I’ve already described above my thoughts on the quality of the Community Noodles. For this unpleasant dish, I would not want to pay anything. Imagine then my thoughts when I paid $14.00 for a carton cup of soup and an additional $5.00 for the small tofu supplement.
When I’m dining in a restaurant, not a fast-food establishment, I do not want to be served on carton dishes. A hot bowl of soup should be presented in an attractive porcelain, clay or other hard-material bowl. I was a bit concerned that the carton cup would not hold the soup and the hot liquid would fall on me. Why serve this soup in a carton cup?
The ingredients used, mainly rice noodles with some added shallots and cabbage, are very inexpensive. For the price paid for this dish, Community should add some better quality and more flavorful ingredients. Compared to hearty ramen or pho soups I can eat for less money at other establishments in Los Angeles, Community Noodles rates a very low score.
If Community charges $5.00 for a tofu supplement, it should give a more generous serving. At Stamp Proper Foods up the street, I receive a hearty supplemental portion of tofu for the same price.
Given Community’s name and its homey, natural atmosphere, I expected there to be a social responsible emphasis on locally-sourced and organic ingredients. Sadly there was not a mention of organic on the menu. Had Community used organic, locally-sourced ingredients, I might have understood better charging slightly higher prices.
In short, I do not think the quality of my Community Noodles dish was worth the relatively high price charged. If I had ordered one of Community’s signature dishes, I might have had a different appreciation. Yet, given my experience, I am not encouraged to return to Community to give them a second chance.

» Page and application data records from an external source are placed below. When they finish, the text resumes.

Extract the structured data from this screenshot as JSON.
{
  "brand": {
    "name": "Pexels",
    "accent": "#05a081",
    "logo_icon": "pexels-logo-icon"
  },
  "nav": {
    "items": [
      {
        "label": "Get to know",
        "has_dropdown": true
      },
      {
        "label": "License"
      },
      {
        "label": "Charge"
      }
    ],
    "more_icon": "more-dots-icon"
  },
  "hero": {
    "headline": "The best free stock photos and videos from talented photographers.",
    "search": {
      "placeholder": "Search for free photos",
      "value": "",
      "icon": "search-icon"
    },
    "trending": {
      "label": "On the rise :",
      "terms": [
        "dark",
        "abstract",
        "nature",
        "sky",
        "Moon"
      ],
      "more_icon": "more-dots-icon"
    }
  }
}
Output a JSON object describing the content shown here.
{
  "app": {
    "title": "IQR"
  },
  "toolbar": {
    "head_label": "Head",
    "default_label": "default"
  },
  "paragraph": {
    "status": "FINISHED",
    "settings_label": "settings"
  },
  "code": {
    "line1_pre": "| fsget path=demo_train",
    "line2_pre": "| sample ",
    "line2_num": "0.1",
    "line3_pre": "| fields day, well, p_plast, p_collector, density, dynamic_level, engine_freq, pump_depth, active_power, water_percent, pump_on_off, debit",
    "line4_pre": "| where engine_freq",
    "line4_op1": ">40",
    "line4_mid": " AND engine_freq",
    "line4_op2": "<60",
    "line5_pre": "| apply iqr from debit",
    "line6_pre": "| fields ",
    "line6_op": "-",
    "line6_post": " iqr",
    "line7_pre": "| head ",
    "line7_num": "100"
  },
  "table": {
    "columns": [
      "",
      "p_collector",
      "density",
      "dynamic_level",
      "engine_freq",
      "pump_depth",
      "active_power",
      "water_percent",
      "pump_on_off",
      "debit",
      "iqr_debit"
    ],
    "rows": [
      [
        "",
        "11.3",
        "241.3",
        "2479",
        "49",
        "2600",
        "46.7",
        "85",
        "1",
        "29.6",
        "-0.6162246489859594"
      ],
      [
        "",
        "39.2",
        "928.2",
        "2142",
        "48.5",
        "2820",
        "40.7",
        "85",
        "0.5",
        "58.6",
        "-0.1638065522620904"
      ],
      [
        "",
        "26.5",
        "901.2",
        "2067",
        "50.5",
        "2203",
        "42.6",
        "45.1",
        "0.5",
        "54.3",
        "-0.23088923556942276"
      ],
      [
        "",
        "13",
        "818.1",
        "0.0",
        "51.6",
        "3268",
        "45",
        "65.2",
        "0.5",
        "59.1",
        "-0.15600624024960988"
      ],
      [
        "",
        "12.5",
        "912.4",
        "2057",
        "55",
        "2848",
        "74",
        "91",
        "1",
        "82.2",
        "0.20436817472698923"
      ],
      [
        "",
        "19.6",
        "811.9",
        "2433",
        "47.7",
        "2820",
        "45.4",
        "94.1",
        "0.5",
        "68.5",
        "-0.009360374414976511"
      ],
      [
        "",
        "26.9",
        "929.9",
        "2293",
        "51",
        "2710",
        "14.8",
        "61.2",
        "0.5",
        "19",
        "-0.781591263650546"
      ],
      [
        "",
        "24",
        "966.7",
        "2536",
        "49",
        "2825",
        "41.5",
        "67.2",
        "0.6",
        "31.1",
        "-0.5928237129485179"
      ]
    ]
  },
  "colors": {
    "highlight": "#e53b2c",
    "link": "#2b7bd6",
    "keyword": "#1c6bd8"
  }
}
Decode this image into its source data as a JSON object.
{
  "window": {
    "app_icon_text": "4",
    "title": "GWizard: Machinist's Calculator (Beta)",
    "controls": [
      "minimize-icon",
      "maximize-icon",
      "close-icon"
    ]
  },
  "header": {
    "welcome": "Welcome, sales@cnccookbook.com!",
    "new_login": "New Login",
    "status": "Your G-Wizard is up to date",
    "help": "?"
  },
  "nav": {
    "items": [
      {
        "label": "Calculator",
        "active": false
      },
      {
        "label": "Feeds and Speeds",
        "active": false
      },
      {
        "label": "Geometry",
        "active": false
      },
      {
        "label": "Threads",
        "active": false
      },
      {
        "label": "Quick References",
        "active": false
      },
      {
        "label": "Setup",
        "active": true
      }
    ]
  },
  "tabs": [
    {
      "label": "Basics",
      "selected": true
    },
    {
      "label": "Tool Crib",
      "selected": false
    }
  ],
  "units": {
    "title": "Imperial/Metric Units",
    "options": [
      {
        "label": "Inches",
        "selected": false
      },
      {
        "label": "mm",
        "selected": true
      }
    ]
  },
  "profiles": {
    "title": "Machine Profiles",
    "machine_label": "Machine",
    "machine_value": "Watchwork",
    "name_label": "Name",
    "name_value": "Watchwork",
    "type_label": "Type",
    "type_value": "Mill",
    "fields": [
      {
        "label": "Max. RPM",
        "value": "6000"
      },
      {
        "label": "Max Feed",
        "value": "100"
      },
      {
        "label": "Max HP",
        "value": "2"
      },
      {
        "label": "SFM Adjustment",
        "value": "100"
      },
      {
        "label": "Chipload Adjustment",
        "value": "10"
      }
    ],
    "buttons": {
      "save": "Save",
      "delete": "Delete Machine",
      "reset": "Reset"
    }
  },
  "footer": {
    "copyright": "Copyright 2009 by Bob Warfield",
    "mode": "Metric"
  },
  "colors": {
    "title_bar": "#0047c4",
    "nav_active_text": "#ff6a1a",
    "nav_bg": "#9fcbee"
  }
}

A couple additional comments might be useful to some customers.
First, to use Community’s restroom, customers have to go out the front door and go around the building to the back alleyway to enter a small toilet off of the kitchen. As I was still excited about the promise of Community I did not mind so much going around to the back. I do not think though I would appreciate doing this every time. Nor would I recommend other customers to do the same. Fortunately, Los Angeles’ weather is wonderful most of the time so customers wouldn’t ordinarily get drenched by rain as they go outside.
Second, there is no WiFi at Community. The absence of WiFi might not matter to most readers. I usually don’t care if there is WiFi available at a restaurant when I’m dining. However, I considered Community as a possible place where I might eat and work. I imagined spending a couple hours in the afternoon writing on my blog, which is not possible without WiFi.
Please read my review above and share with your friends using the social media links. Click to find other reviews on Los Angeles restaurants. More reviews will be coming so visit again.